1. A frame unit for a vehicle having a main frame unit comprising a pair of laterally spaced, longitudinally disposed structural side members and a transversely disposed structural cross-piece member defining an extension unit, said extension unit including means disposed at the intersections of said side members and said cross-piece member for rigidly securing said extension unit to said main frame unit sufficiently for transmitting impact loads from said extension unit to said main frame whereby sections of said side members extend forwardly of said main frame unit and are disposed in a crumple zone of said vehicle.
2. A frame unit according to claim 1 wherein said extension unit includes means engageable with said main frame unit for transmitting impact loads from said extension unit to said main frame unit.
3. A frame unit according to claim 2 wherein said load transmitting means are disposed adjacent to said securing means and cooperate therewith in transmitting said impact load to said main frame unit.
4. A frame unit according to claim 1 wherein said securing means include threaded fasteners.
5. A frame unit according to claim 1 including second means disposed on said side members rearwardly of said cross-piece member for securing said extension unit to said main frame unit.
6. A frame unit according to claim 5 wherein said extension unit includes means engageable with said main frame unit for transmitting impact loads from said extension unit to said main frame unit.
7. A frame unit according to claim 6 wherein said load transmitting means are disposed adjacent to said securing means and cooperate therewith in transmitting said impact loads.
8. A frame unit according to claim 5 wherein said securing means include threaded fasteners.
9. A frame unit according to claim 1 including means disposed on said side members for mounting other components of said vehicle on said extension unit.
10. A frame unit according to claim 1 wherein each of said side members include a forwardly disposed section, an intermediate section and a rearwardly disposed section and said cross-piece section interconnects said intermediate section of said side members.
11. A frame unit according to claim 10 wherein each of said intermediate section is disposed at an angle relative to integral forwardly and rearwardly disposed sections.
12. A frame unit according to claim 10 including means engageable with said main frame unit and disposable adjacent to and cooperable with said securing means for transmitting impact loads from said extension unit to said main frame unit.
13. A frame unit according to claim 10 wherein said rearwardly disposed sections of said side members include second means for securing said extension unit to said main frame unit.
14. A frame unit according to claim 13 including means engageable with said main frame unit and disposed adjacent to and cooperable with said second securing means for transmitting impact loads from said extension unit to said main frame unit.

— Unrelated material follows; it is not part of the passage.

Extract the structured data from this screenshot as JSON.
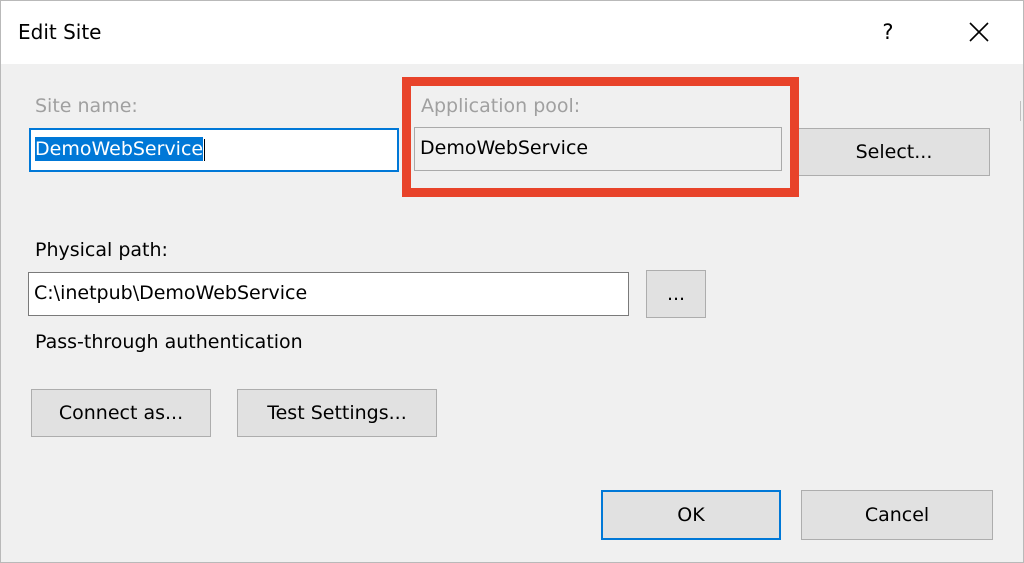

15. A frame unit according to claim 14 wherein said securing means include threaded fasteners
|3940176||February 24, 1976||Ito et al.|
|4046415||September 6, 1977||Klees et al.|
|4440435||April 3, 1984||Norlin|
|4613184||September 23, 1986||Rispeter et al.|
International Classification: B60R 2100;